Gather the lines from the material that contain "speed".
Start of Records shown
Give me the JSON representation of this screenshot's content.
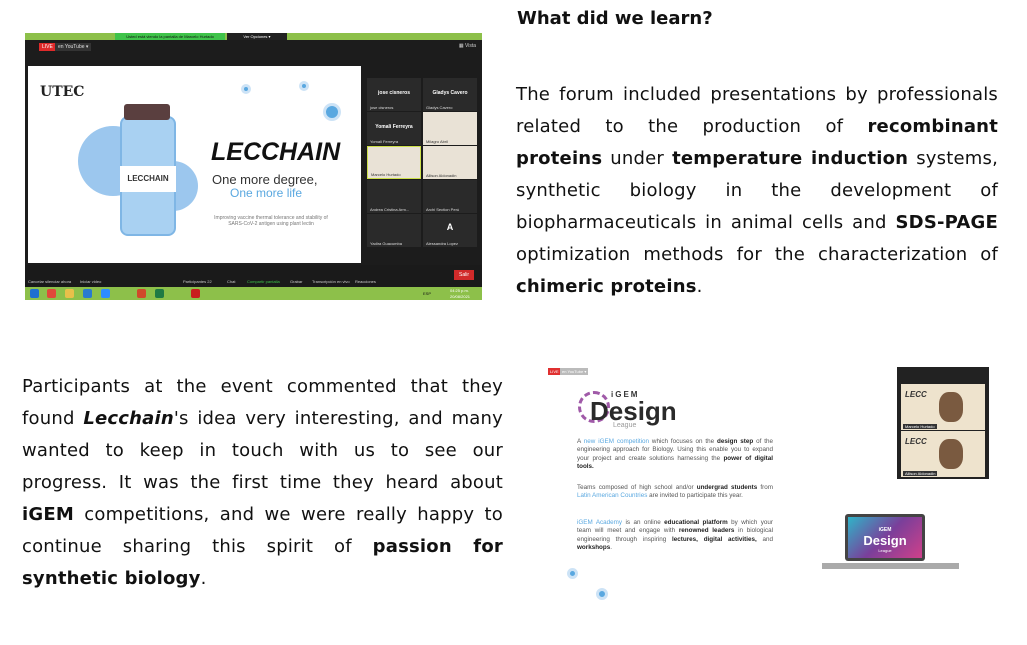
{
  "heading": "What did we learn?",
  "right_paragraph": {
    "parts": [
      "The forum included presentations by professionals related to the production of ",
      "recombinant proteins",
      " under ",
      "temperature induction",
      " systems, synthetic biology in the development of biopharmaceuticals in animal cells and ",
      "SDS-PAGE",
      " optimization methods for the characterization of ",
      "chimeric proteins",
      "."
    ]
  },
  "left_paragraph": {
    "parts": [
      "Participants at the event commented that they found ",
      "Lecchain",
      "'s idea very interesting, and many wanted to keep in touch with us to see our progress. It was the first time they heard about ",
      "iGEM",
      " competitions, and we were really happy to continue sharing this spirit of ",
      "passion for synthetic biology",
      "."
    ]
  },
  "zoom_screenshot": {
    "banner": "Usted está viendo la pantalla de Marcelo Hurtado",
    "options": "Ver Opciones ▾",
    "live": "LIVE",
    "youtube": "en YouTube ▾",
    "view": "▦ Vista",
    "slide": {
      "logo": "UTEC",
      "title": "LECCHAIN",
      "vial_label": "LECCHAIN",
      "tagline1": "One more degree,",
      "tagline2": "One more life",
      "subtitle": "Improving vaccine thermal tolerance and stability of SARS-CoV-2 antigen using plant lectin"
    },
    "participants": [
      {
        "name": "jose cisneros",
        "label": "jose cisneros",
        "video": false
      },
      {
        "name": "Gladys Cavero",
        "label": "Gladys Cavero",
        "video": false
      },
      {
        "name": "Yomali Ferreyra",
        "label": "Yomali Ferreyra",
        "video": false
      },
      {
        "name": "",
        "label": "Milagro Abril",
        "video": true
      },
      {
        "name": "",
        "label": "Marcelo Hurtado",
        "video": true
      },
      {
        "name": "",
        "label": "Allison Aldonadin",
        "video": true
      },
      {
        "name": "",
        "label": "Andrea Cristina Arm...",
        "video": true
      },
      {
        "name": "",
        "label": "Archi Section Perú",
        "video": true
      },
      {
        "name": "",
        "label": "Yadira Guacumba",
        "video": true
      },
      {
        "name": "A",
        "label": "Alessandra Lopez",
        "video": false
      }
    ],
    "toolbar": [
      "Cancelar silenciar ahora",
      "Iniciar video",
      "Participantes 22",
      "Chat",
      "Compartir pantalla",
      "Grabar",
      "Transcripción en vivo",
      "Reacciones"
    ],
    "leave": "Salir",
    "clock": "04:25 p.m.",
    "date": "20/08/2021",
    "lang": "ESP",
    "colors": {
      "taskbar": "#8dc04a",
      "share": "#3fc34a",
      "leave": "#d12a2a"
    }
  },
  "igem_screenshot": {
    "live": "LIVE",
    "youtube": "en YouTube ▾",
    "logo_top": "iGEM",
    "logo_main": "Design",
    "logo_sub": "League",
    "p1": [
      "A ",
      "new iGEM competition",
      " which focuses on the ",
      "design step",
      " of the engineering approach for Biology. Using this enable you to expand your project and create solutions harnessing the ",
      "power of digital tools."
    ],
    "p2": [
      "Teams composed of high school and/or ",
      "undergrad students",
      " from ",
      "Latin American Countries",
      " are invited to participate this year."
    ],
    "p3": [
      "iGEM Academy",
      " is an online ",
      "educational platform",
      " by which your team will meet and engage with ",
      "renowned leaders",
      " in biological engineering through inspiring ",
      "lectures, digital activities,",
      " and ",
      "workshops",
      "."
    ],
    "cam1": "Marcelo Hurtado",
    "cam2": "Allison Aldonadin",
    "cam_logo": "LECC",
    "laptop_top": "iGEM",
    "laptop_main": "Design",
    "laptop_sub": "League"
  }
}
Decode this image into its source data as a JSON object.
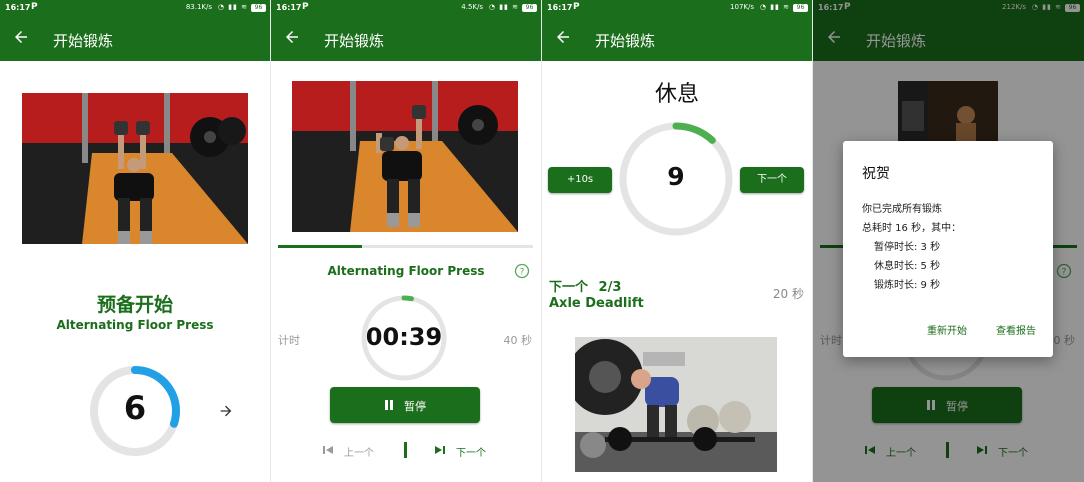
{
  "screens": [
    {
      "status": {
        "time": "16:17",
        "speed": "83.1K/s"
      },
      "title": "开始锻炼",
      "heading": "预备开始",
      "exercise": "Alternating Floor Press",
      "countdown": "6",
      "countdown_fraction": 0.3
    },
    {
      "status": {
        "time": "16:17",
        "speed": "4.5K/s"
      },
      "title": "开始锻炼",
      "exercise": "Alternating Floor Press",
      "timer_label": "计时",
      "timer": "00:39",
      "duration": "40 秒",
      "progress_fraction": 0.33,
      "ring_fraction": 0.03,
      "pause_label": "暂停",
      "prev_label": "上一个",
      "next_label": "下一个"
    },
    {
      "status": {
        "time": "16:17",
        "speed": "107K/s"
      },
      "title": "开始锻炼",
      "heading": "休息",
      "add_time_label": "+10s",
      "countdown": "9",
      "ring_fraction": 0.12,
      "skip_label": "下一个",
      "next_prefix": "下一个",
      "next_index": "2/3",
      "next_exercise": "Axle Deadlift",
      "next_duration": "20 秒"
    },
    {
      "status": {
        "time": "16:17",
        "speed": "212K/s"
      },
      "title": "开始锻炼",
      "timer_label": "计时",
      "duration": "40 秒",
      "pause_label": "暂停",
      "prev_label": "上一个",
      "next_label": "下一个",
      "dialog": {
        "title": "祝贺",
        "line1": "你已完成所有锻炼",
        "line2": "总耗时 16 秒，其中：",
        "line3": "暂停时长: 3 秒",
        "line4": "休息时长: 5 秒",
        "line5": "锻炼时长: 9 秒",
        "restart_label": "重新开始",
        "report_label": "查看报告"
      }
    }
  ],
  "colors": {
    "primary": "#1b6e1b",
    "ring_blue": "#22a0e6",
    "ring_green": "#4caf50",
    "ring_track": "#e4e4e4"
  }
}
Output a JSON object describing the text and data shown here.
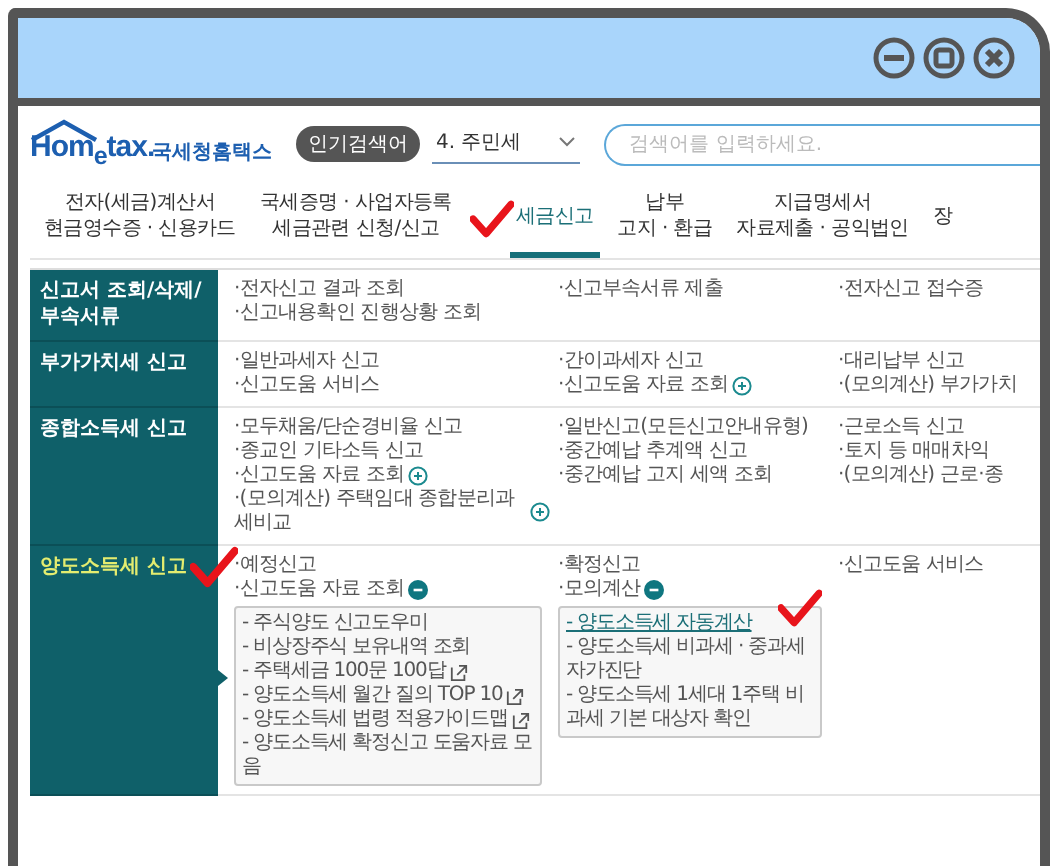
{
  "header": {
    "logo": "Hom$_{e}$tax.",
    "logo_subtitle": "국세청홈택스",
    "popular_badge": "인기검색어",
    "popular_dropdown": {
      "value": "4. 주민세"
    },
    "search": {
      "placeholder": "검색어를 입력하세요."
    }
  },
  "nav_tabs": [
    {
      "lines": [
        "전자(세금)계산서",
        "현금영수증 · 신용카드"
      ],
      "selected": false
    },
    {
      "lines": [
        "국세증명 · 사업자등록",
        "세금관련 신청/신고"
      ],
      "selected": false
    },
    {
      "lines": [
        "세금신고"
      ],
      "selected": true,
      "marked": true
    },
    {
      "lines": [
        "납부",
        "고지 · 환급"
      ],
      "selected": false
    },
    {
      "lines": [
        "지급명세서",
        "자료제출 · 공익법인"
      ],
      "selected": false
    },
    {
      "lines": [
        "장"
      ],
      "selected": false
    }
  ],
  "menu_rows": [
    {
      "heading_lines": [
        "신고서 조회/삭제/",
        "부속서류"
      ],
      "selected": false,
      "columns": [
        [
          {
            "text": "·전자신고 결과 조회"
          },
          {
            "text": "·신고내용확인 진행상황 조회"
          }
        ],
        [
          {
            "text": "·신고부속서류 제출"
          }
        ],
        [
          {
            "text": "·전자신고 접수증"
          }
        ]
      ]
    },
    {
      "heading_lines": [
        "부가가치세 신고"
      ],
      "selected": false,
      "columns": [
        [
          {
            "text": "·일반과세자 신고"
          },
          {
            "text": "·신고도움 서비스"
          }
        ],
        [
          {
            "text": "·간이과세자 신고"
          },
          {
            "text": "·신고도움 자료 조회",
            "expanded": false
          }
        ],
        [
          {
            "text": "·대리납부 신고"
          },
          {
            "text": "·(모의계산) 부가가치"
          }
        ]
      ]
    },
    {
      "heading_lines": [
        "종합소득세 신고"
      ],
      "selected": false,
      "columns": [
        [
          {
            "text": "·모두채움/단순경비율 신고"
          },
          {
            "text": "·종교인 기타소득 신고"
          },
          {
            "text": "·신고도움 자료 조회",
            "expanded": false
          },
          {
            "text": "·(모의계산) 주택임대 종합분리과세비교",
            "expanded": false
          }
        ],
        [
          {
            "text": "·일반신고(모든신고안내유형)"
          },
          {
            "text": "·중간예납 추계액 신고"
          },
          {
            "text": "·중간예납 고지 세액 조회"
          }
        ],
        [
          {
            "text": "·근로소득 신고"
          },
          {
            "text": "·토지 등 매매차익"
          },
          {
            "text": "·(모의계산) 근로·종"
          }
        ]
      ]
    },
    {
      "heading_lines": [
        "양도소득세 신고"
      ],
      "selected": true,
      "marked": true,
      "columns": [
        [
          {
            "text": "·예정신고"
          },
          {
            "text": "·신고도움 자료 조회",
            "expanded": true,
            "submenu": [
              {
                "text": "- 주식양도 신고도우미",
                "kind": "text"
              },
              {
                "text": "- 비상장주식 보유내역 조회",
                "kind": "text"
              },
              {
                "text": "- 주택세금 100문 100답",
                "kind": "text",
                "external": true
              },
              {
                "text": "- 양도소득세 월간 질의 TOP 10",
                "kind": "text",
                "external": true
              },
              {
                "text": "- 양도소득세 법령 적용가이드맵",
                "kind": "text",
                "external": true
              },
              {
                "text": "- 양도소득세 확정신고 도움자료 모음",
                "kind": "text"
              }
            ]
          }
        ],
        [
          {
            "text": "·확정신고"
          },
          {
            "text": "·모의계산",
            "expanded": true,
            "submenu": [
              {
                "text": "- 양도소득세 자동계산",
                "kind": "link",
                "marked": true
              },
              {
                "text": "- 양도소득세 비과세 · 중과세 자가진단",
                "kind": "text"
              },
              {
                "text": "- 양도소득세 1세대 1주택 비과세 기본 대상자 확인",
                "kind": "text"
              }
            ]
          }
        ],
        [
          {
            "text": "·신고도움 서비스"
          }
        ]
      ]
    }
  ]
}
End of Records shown
● Solution to this task
        "speed": "83.1K/s"
        "speed": "4.5K/s"
        "speed": "107K/s"
        "speed": "212K/s"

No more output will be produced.